One such fine day it was 20.00 hours in India back in the UK it was 15.30 hours. My friend was dealing with a customer who was blind and unable to remember the password of his email. She couldn’t handle him and after assiduous efforts, she told he would be receiving a call back from someone else. I just took her call and tried to solve his email problems. Inadvertently without knowing the entire scenario I took ownership of the call because I presumed he was partially blind. He explained to me that he wasn’t able to get into his email as he had forgotten his password. I got him through the email page where he was supposed to login. I being foolhardy asked him “Can you see the top right corner where it says Enter your email address and just below that it asks you to type in the password”. He said, “No I can’t see anything I’m blind”. My heart sank and just confirmed with him “Are you unable to see the login page” and there was a firm answer “No”. I was really unaware of how to help him. Google – the ultimate search engine “Please help me” – was the thought which struck my mind. Searched a whole lot of websites to find how a blind will be able to operate his computer. Later I heard a voice over on the other side of the phone and I was wondering why nobody is helping him. Christ! It was the screen reader – a built-in application for blind people just to know where they are heading on the computer. So quickly I asked my fellow customer which operating system or which device was he accessing to check his emails. He wasn’t aware. I was shooting the stars in dark with no help. I gave a hundred thoughts of how I’ll be able to help him.

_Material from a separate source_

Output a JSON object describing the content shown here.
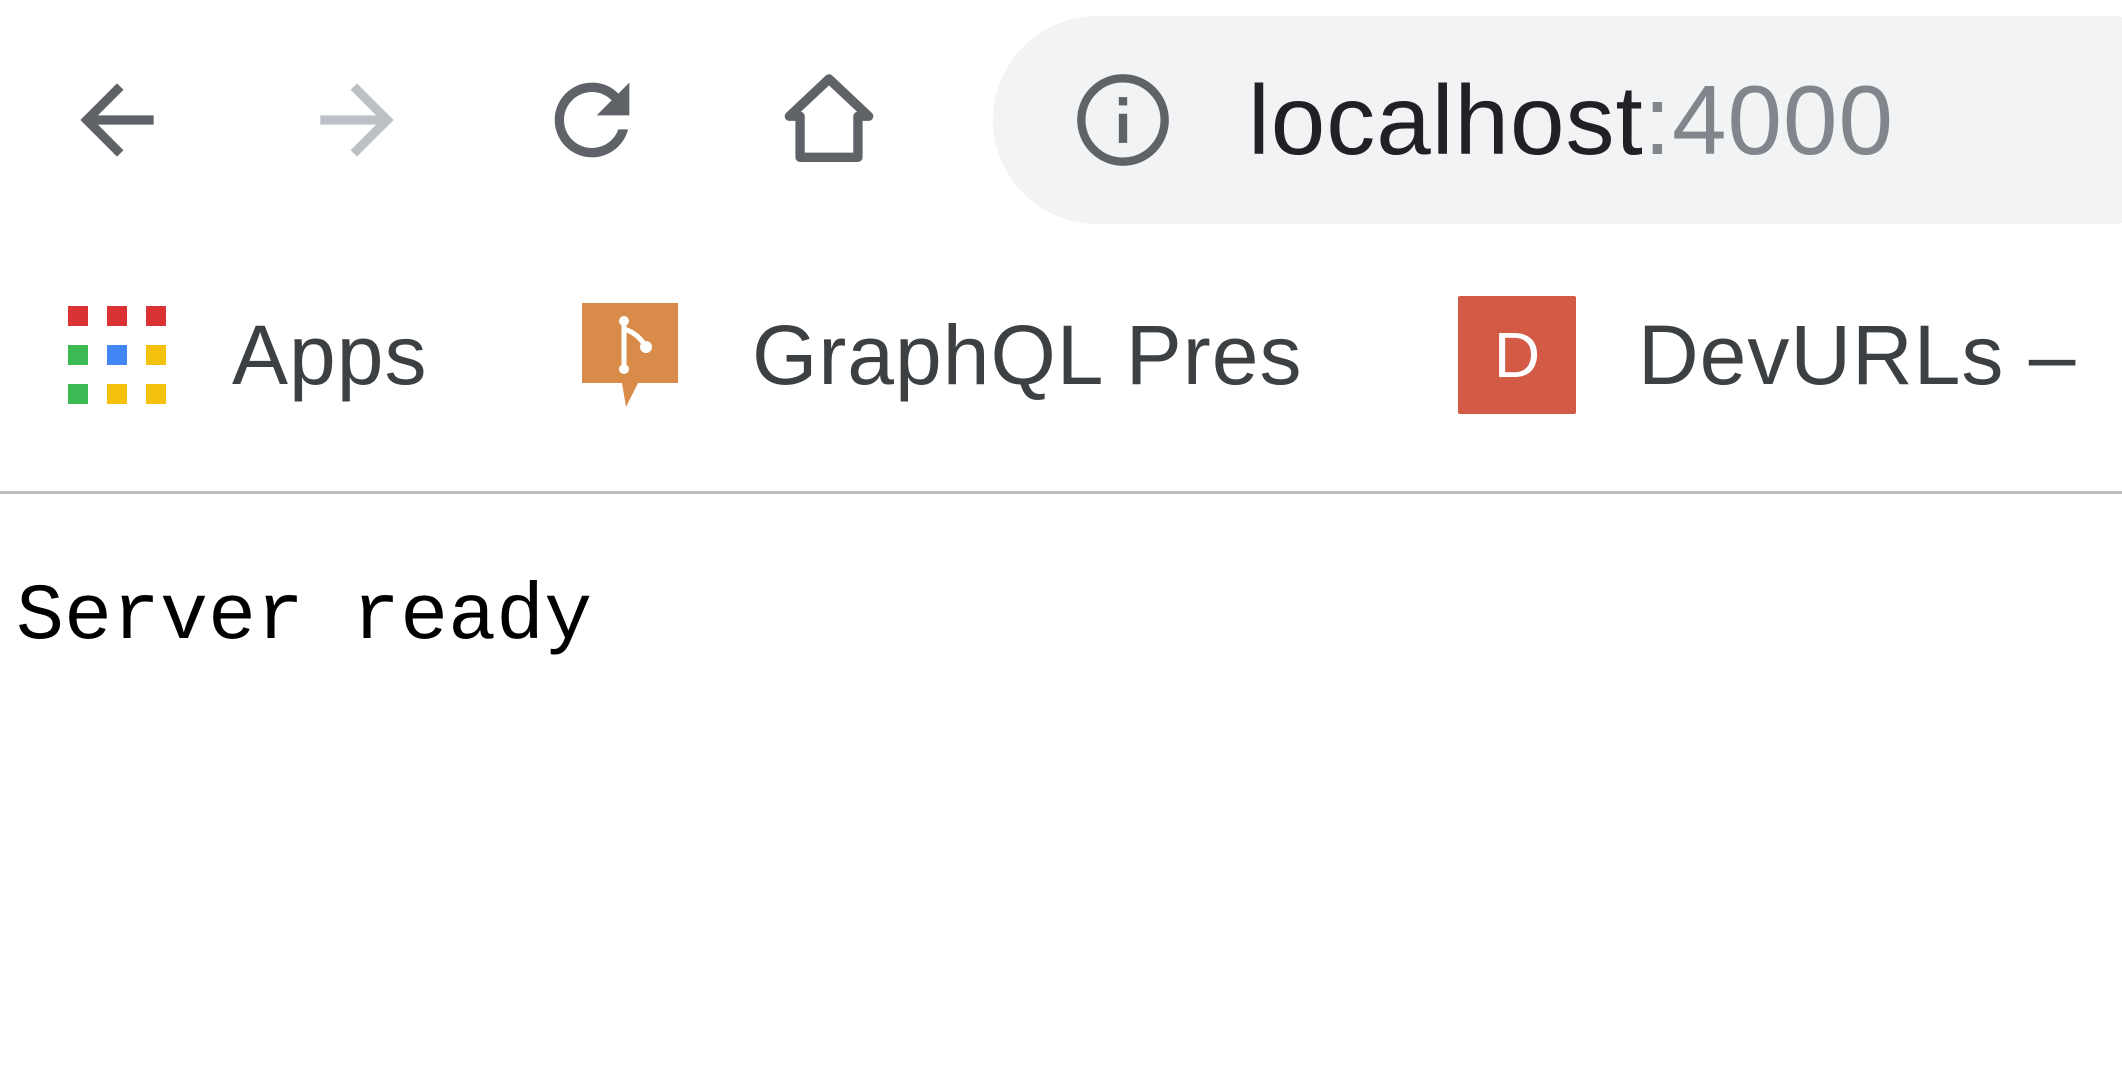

The pressure of completing the call in a stipulated time of 20 minutes and maintaining my average handling time and at the same time fulfilling customer satisfaction was all over my head. Hastily I searched different websites just to find failure. YouTube – why is it blocked sometimes in corporate world… damn, I should have been a hacker or a cracker to get into a proxy website of YouTube wherein I would have found an alternative solution to the challenge which I was put on. No connotation of aid from anyone – supervisor was unable to help me. After sedulous efforts of having a word with the customer, I could only lead him to the login page of the website but couldn’t dock him to the login button. Being helpless and hopeless I gave up on my customer saying that I tried my best to help but couldn’t – the same unaided statement which people use for granted.- Came back home and the thought of not being able to help the customer hovered over me. I couldn’t have a sound sleep because I do my work religiously and I find myself satiated when people are guided properly.

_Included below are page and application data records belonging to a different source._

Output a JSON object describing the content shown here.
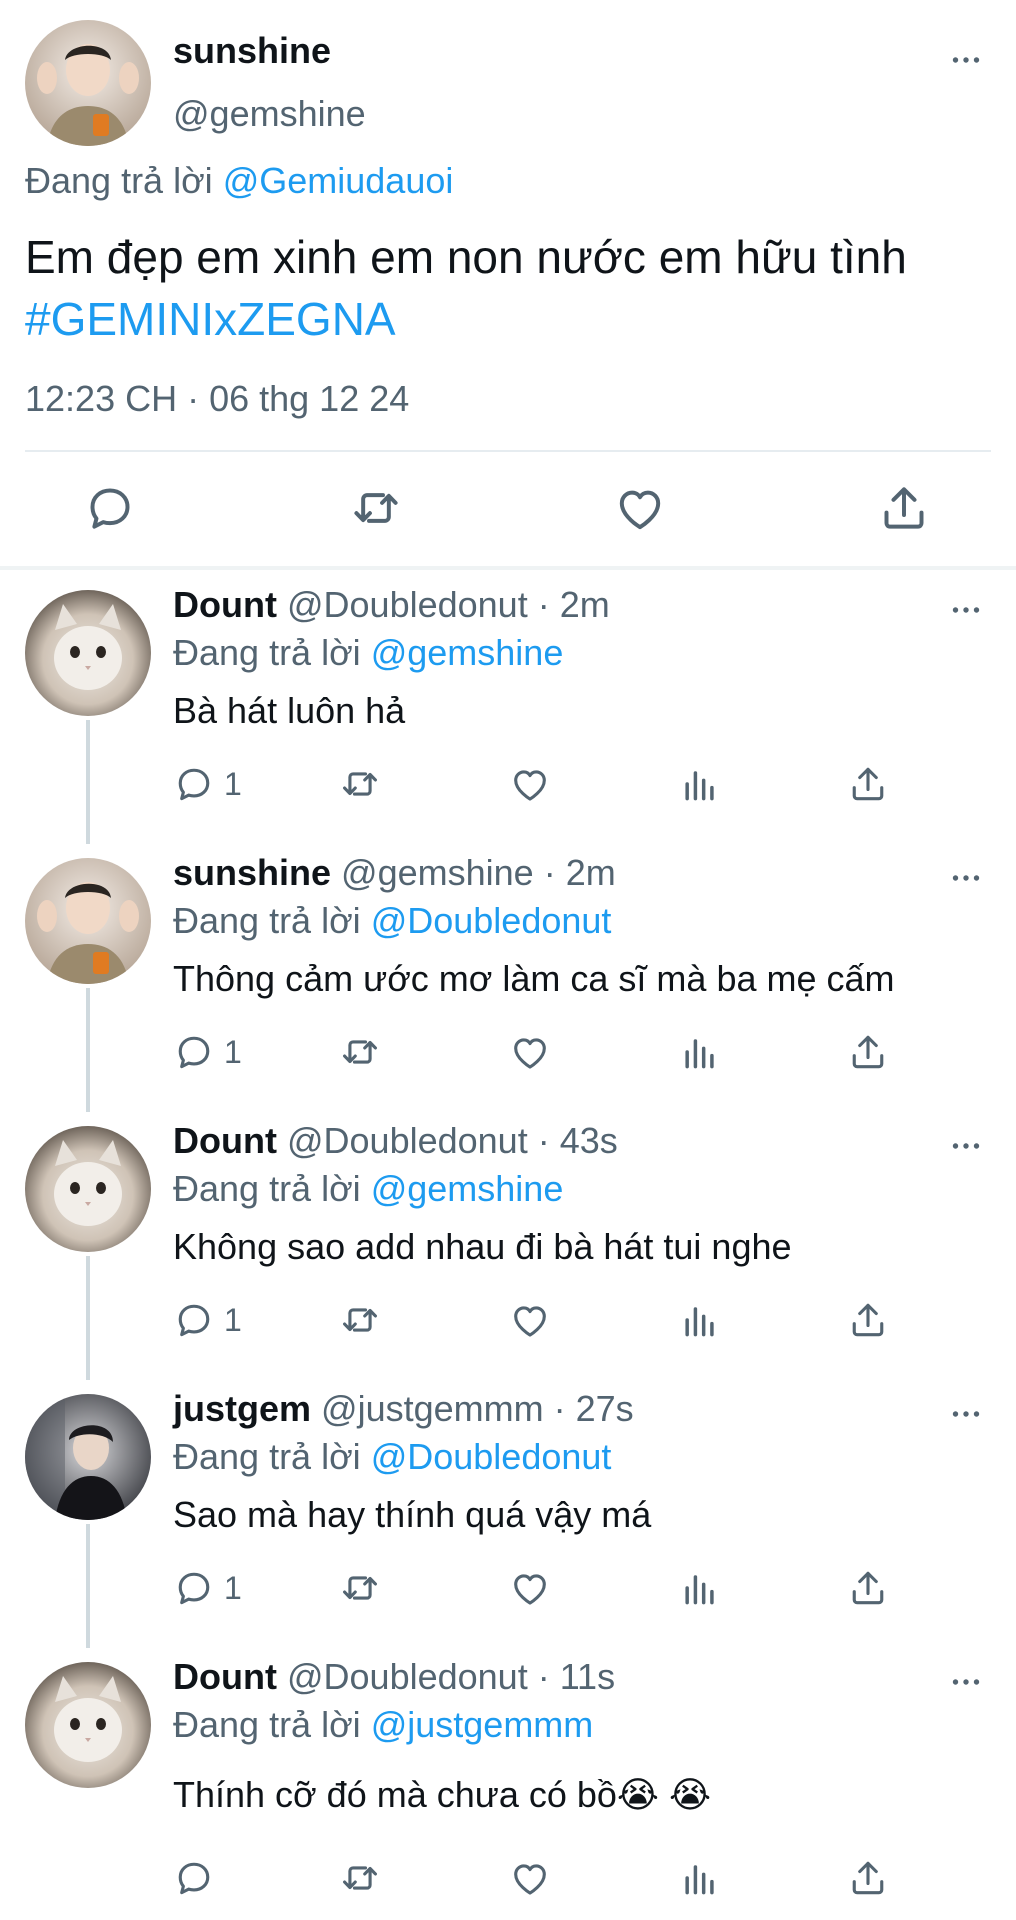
{
  "main_tweet": {
    "name": "sunshine",
    "handle": "@gemshine",
    "reply_prefix": "Đang trả lời",
    "reply_to": "@Gemiudauoi",
    "text": "Em đẹp em xinh em non nước em hữu tình",
    "hashtag": "#GEMINIxZEGNA",
    "timestamp": "12:23 CH · 06 thg 12 24"
  },
  "replies": [
    {
      "name": "Dount",
      "handle": "@Doubledonut",
      "time": "· 2m",
      "reply_prefix": "Đang trả lời",
      "reply_to": "@gemshine",
      "text": "Bà hát luôn hả",
      "reply_count": "1"
    },
    {
      "name": "sunshine",
      "handle": "@gemshine",
      "time": "· 2m",
      "reply_prefix": "Đang trả lời",
      "reply_to": "@Doubledonut",
      "text": "Thông cảm ước mơ làm ca sĩ mà ba mẹ cấm",
      "reply_count": "1"
    },
    {
      "name": "Dount",
      "handle": "@Doubledonut",
      "time": "· 43s",
      "reply_prefix": "Đang trả lời",
      "reply_to": "@gemshine",
      "text": "Không sao add nhau đi bà hát tui nghe",
      "reply_count": "1"
    },
    {
      "name": "justgem",
      "handle": "@justgemmm",
      "time": "· 27s",
      "reply_prefix": "Đang trả lời",
      "reply_to": "@Doubledonut",
      "text": "Sao mà hay thính quá vậy má",
      "reply_count": "1"
    },
    {
      "name": "Dount",
      "handle": "@Doubledonut",
      "time": "· 11s",
      "reply_prefix": "Đang trả lời",
      "reply_to": "@justgemmm",
      "text": "Thính cỡ đó mà chưa có bồ😭 😭",
      "reply_count": ""
    }
  ],
  "icons": {
    "reply": "comment-icon",
    "retweet": "retweet-icon",
    "like": "heart-icon",
    "views": "analytics-icon",
    "share": "share-icon",
    "more": "more-icon"
  },
  "colors": {
    "accent": "#1d9bf0",
    "text_primary": "#0f1419",
    "text_secondary": "#536471",
    "thread_line": "#cfd9de"
  }
}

I searched the web about how blind people use the computer and the internet and how are they aided by software like the Apple VoiceOver and different applications which are easily downloadable from the Internet. I just learned how to go through the customer’s computer and how can I guide him properly. Some scenarios in life are not taught to us as righteously told by my Trainer, you just have to learn by experiencing them. The more you fall, the more you pick yourself up, brush yourself up and move ahead in life, the way you adapt, the way you push yourself is what life teaches you the harder way. Never give up on situations where you will have to fail, rather learn from them and make the most of it by the experiences you will have to face in the near future. After that scenario I gave a word to myself be it anything I will make sure that I keep my best foot forward for helping people and will surely call that customer again to resolve his issue if it hasn’t been resolved. You will surely hit a top corner goal in your life if you do that in all your real life scenarios. Life is all about taking the opportunities and making the best of it. If you learn how to make best of the situations you will learn from every moment. Just live every breath of your life as it were the last and you will succeed or learn from failure. Every small bit of knowledge will save your life because you had experienced it. Breathe and live your life!